Background: Coronary computed tomographic angiography (CCTA) is an accurate test for the identification of coronary artery disease (CAD), yet the impact of CCTA results on subsequent medical therapy and risk factors has not been widely reported.
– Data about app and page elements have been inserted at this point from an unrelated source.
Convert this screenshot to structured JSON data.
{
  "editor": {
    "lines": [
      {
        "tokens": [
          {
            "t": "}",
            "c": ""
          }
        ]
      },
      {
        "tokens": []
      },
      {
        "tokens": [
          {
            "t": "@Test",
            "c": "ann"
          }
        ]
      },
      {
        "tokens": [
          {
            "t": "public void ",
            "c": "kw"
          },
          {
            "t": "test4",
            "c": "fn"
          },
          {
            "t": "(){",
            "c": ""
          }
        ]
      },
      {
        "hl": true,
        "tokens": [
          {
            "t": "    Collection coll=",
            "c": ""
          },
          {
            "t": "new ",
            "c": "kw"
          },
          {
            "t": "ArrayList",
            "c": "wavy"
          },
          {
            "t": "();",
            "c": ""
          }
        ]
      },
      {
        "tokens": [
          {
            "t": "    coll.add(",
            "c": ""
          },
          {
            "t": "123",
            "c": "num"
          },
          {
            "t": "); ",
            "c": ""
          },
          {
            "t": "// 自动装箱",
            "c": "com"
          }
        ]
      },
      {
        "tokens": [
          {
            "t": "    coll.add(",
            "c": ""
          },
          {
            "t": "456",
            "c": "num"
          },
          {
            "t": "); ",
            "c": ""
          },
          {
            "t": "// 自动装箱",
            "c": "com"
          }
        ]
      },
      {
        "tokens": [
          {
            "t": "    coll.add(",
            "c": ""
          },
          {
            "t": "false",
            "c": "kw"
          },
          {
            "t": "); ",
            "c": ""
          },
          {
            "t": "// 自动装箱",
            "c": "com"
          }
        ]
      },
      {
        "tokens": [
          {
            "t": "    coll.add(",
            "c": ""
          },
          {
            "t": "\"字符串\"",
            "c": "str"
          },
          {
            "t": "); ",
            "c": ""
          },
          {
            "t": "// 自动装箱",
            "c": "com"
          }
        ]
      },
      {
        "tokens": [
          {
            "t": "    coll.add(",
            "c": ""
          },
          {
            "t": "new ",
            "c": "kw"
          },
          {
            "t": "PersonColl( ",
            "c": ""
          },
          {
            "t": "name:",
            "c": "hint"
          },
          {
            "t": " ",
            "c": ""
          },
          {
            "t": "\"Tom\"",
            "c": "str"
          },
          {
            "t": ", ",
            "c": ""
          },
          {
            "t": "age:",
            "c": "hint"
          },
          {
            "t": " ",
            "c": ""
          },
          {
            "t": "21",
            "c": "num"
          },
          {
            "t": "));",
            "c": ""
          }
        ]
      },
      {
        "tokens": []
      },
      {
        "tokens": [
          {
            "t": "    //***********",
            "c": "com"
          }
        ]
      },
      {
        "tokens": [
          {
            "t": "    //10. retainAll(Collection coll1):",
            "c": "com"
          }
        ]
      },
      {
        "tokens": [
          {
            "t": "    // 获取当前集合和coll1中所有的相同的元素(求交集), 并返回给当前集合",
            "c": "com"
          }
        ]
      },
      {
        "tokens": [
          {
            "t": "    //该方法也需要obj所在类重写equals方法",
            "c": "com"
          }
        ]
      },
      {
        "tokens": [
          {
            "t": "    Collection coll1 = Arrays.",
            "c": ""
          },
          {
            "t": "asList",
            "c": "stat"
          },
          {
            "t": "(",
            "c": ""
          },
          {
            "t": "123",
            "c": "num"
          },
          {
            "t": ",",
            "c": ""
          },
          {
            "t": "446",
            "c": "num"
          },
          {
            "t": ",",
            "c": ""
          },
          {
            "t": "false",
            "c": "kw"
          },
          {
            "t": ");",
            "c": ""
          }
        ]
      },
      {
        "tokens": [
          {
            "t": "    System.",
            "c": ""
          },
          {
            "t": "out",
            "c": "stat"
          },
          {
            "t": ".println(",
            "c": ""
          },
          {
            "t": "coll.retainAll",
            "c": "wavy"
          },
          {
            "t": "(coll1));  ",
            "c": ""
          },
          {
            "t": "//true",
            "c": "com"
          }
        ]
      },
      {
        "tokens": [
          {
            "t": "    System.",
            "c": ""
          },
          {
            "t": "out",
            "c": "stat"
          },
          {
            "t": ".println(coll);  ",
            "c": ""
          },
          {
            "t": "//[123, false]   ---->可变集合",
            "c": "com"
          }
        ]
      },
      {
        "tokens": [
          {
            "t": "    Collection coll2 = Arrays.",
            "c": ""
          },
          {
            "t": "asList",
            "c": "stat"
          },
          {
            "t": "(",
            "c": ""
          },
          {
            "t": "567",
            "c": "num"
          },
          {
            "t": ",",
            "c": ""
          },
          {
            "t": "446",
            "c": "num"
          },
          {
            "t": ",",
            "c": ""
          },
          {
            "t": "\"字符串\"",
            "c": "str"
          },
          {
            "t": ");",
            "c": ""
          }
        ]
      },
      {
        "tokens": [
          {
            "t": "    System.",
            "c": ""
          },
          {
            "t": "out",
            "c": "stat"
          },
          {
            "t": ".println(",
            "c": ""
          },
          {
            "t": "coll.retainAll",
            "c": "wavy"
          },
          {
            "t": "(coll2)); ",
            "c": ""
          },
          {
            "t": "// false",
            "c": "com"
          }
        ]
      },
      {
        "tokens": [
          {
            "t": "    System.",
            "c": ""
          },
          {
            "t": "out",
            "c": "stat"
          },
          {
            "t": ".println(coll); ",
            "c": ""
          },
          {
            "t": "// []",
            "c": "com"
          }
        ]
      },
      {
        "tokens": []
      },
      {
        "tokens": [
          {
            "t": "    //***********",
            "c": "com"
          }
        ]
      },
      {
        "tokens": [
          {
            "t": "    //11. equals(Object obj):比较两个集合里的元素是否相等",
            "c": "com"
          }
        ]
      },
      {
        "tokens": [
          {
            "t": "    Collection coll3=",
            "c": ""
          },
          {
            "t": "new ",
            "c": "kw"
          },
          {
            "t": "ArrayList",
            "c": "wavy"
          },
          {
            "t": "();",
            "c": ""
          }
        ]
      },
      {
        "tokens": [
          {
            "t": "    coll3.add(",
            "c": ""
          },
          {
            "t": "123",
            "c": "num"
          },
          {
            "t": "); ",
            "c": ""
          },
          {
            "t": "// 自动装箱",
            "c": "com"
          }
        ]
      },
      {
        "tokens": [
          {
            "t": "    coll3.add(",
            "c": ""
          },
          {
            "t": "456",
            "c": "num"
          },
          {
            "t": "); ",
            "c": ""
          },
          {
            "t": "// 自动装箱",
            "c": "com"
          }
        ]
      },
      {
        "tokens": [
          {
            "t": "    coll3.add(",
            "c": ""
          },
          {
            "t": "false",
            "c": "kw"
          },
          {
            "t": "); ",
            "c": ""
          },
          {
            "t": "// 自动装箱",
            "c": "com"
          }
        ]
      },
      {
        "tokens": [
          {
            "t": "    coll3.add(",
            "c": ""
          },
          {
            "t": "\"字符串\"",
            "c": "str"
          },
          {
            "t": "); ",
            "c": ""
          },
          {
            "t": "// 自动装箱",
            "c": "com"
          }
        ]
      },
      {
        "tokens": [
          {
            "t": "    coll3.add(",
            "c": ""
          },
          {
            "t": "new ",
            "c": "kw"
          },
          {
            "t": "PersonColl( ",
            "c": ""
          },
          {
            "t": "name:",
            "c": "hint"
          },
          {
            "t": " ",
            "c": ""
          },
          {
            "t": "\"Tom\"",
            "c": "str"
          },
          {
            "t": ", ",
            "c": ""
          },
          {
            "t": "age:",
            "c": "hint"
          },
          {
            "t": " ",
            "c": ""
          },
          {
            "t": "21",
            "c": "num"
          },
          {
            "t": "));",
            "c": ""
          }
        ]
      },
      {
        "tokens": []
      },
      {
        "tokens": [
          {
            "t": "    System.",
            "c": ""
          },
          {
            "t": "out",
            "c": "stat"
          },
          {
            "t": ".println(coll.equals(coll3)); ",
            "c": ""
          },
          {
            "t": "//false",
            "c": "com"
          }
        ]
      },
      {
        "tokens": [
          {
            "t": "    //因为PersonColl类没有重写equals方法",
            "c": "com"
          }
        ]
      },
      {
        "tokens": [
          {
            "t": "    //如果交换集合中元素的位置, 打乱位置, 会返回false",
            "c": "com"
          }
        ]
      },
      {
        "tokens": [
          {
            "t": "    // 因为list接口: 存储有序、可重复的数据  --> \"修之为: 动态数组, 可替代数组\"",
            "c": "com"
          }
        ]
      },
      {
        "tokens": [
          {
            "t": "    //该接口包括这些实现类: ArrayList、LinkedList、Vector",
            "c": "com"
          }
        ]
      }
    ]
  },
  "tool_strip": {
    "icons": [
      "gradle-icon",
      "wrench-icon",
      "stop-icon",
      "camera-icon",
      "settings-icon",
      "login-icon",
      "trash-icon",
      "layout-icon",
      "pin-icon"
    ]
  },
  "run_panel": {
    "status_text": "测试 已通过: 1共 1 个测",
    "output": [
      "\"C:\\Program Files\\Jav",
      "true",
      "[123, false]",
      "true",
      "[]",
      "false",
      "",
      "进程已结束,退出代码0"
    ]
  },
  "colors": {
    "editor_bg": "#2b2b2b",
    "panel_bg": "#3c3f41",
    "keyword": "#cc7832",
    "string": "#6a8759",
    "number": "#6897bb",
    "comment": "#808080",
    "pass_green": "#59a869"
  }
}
Methods and results: We identified consecutive patients aged >18 years without prior CAD who underwent CCTA from 2004 to 2011 and had complete data on medications before and after CCTA. CCTA results were categorized as no CAD, <50% stenosis, and ≥50% stenosis. Based on the number of involved segments, extent of disease was categorized as nonextensive (≤4 segments) or extensive CAD (>4 segments). Electronic medical records and patient interviews were reviewed blinded to CCTA findings to assess initiation of aspirin and intensification of lipid-lowering therapies. Survival analysis was performed to evaluate intensification of lipid therapy as a predictor of cardiovascular death or nonfatal myocardial infarction. Among 2839 patients with mean follow-up of 3.6 years, the odds of physician intensification of lipid-lowering therapy significantly increased for those with nonobstructive CAD (odds ratio, 3.6; 95% confidence interval, 2.9-4.9; P<0.001) and obstructive CAD (odds ratio, 5.6; 95% confidence interval, 4.3-7.3; P<0.001). Low-density lipoprotein cholesterol levels declined significantly in association with intensification of lipid-lowering therapy after CCTA in all patient subgroups. In a hypothesis-generating analysis, among patients with nonobstructive but extensive CAD, statin use after CCTA was associated with a reduction in cardiovascular death or myocardial infarction (hazards ratio, 0.18; 95% confidence interval, 0.05-0.66; P=0.01).
Conclusions: Abnormal CCTA findings are associated with downstream intensification in statin and aspirin therapy. In particular, CCTA may lead to increased use of prognostically beneficial therapies in patients identified as having extensive, nonobstructive CAD.
Keywords: aspirin; prevention and control; prognosis.
© 2014 American Heart Association, Inc.